The Royal Academy's latest exhibition is a testament to the intrigue and value of private collections. From Paris: A Taste for Impressionism, the culmination of four decades worth of avid collecting by American millionaire Stirling Clark and his wife, provides an often surprising and very personal take on a well-known artistic movement. Featuring works by Sisley, Monet, Renoir and Tissot, the exhibition - normally housed off the beaten track in Williamstown, Western Massachusetts - reveals a small array of works that will certainly impress.
Stirling Clark, war veteran, horse breeder and heir to the Singer sewing machine fortune, delved into the world of art collecting upon moving to Paris in 1910 and, under the influence of his French wife Francine, took a particular interest in works by 19th century painters, especially the Impressionists. What the collection on display at the Royal Academy clearly shows is the couple's astute taste and understanding of the movement. And there are many classic examples of Impressionist works on show, displaying the now very familiar, though beautiful, experiments with light and colour. Along with numerous country scenes and still lifes, Camille Pissarro's series of paintings, The Road: Rain Effect, depict the subtle changes of light during a day on a simple country road. On the other hand, Pierre Renoir's still life Peonies displays a flamboyant experimentation in pinks and reds, made all the more adventurous by its placement next to Fantin-Latour's finely detailed flower study.

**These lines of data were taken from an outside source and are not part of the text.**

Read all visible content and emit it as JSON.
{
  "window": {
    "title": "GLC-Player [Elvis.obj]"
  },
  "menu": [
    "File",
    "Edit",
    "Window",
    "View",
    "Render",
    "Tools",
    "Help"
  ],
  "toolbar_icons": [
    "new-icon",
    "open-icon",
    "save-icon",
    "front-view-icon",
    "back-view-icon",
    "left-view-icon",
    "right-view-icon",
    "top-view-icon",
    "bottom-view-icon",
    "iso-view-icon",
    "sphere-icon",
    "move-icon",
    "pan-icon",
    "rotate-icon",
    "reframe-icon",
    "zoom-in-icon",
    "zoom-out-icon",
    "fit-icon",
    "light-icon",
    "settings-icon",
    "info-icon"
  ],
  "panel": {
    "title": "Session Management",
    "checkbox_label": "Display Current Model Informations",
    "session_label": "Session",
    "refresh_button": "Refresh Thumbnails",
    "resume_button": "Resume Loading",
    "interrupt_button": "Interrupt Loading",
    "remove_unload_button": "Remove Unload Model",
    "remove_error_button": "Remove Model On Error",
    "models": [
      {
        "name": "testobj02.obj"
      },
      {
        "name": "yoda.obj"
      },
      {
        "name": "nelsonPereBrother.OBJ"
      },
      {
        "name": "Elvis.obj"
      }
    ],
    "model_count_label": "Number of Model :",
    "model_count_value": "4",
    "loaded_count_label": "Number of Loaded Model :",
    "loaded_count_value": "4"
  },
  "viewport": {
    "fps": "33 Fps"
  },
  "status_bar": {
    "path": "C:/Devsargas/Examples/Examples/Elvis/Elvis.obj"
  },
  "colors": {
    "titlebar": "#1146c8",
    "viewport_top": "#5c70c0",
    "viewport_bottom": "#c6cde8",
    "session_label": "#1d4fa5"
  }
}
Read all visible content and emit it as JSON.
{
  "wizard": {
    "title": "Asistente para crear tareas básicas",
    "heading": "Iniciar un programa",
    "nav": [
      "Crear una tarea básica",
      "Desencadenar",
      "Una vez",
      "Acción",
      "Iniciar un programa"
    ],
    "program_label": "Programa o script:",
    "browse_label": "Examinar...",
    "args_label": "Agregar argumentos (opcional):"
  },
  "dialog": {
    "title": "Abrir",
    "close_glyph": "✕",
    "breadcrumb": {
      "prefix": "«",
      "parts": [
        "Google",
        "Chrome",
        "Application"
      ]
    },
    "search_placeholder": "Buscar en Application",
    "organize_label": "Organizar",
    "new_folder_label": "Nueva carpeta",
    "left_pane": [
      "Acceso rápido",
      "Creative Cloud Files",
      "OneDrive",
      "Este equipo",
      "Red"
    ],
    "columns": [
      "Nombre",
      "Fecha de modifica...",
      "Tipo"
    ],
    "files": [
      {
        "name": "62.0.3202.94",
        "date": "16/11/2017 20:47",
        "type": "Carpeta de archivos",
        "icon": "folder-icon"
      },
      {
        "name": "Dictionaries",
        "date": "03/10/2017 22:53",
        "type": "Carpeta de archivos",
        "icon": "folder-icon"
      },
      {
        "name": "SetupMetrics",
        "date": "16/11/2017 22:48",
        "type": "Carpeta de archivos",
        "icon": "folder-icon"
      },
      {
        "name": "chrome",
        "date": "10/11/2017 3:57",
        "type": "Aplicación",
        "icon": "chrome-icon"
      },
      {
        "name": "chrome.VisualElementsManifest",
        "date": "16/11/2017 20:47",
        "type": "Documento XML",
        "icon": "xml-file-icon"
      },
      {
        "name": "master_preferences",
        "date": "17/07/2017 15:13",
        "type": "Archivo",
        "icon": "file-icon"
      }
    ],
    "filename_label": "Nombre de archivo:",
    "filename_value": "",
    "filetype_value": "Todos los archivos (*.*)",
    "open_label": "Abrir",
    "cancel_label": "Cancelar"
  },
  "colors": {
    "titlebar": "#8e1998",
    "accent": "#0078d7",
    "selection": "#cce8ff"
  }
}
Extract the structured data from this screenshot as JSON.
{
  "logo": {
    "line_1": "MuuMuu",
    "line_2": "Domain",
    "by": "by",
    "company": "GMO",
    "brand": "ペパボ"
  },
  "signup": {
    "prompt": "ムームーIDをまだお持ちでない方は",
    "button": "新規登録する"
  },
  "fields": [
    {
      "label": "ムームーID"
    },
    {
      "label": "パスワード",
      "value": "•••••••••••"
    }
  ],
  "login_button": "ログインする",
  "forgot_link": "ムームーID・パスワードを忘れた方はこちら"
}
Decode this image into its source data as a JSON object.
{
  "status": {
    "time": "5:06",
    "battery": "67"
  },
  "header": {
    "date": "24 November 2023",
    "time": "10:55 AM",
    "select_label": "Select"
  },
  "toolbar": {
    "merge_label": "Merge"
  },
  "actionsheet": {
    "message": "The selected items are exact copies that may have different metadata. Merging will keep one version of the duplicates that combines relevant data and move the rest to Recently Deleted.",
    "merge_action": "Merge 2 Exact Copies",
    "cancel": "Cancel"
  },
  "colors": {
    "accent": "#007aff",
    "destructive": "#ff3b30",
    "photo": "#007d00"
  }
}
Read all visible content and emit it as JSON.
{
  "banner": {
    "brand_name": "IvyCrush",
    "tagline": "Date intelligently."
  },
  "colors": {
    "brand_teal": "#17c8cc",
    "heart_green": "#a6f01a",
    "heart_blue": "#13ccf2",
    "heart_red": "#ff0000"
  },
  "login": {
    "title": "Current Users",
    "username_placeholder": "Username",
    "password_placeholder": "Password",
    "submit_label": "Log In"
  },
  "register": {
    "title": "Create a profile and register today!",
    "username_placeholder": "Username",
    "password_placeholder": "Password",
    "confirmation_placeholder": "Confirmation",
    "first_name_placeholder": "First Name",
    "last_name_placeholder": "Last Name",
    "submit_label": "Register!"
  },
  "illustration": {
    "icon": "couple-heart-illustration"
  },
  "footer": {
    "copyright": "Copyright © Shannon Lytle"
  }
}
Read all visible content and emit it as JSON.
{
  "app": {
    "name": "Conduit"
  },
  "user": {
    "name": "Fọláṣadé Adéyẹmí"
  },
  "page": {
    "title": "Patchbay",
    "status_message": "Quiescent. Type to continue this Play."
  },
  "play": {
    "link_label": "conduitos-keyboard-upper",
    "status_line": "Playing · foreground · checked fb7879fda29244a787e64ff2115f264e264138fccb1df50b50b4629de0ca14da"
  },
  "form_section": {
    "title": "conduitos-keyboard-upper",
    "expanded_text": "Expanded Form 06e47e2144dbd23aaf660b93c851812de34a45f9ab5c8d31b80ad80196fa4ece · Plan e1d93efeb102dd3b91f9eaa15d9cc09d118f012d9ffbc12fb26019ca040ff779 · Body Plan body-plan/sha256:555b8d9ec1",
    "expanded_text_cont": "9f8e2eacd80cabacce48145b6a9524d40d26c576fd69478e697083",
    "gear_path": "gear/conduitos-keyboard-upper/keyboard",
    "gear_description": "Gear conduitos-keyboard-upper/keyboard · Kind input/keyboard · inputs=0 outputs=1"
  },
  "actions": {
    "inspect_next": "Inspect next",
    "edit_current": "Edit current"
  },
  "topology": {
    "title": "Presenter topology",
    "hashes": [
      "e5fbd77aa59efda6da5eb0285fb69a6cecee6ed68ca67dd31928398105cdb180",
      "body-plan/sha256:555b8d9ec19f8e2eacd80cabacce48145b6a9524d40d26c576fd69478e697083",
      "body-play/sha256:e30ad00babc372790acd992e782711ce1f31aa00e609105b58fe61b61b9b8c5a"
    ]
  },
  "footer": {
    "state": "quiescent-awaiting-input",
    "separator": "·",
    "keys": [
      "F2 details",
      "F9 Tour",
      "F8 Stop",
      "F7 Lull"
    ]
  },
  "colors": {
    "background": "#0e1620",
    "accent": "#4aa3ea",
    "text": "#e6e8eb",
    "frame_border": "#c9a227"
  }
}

As part of a private collection, and therefore subject to the tastes and interests of the Clarks, the selection of paintings on display hardly offer a very in-depth look at the movement; but perhaps the real intrigue of the exhibition lies in just that. Behind every choice of painting is the Clark's own very individual enthusiasm for Impressionist works. And essentially, although the couple stuck rather exclusively to their own conservative tastes, ignoring fashionable movements such as cubism in their own time, they were choosing pieces which interested them personally, giving the collection its own unique angle. So the exhibition finds its specific focus in the artists that interested the Clarks, heavily featuring Renoir and Monet - and paintings which take as their subject beautiful women in various states of undress. The Royal Academy display has the works organised by type - portrait, landscape, still life - compensating for any lack of breadth in the collection by encouraging comparisons between the few artists the Clarks did concentrate on. Differences and developments within the artistic movement are therefore highlighted: Edouard Manet's interest in the various shades of grey and green as shown in his still life Moss Roses in a Vase are hung next to Renoir's observation of texture in Onions.
And the Clarks clearly had a keen eye for identifying the pivotal moments in their favourite artists' careers, often gathering notable pieces which document a new experiment or interest. Monet's impressive depiction of geographical form in The Cliffs at Étretat, for example, is hung next to his more surprising Sea Scape: Storm, which shows the artist focusing on the unusual light on the ocean, with the sky darkly clouded over and a thick dash of white illuminated foam across the bottom third of the canvas. This good eye is most notable in one the exhibition's strongest points - Renoir's female nudes. His focus on the natural fall of light on a girl's bare shoulder and neck as she crochets in her home is shown next to his later nude painting of his wife in the Italian style - seated in front of a plain backdrop, her whole body illuminated and rounded by the light.
From Paris might offer only a very small selection of paintings, and certainly does not reveal any ground-breaking previously unseen works, but, as the personal collection of two enthusiasts, this private collection offers a refreshing and unique take on such renowned artists, that are daily viewed in galleries around the world.